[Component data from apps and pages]
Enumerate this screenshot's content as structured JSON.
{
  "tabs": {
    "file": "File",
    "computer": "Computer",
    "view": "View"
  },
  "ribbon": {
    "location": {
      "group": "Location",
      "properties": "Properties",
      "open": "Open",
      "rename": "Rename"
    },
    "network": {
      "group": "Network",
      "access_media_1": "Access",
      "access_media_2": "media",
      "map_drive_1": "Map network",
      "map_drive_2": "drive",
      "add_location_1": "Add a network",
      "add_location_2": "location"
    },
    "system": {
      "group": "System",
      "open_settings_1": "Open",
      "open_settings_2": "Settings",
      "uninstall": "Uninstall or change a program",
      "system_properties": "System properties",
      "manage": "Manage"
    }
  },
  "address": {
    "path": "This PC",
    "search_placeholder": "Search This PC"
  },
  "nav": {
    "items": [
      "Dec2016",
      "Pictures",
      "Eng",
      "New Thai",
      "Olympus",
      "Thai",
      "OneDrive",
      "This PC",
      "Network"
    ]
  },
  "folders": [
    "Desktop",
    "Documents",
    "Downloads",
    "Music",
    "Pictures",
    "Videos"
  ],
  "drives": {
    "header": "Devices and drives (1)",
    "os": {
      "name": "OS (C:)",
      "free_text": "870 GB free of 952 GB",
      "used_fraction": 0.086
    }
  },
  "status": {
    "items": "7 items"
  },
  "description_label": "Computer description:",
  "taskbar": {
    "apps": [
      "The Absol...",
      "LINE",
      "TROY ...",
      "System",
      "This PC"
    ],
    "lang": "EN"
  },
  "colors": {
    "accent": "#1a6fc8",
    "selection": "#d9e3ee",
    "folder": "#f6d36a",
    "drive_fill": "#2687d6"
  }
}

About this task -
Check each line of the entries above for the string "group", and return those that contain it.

Written answer -
      "group": "Location",
      "group": "Network",
      "group": "System",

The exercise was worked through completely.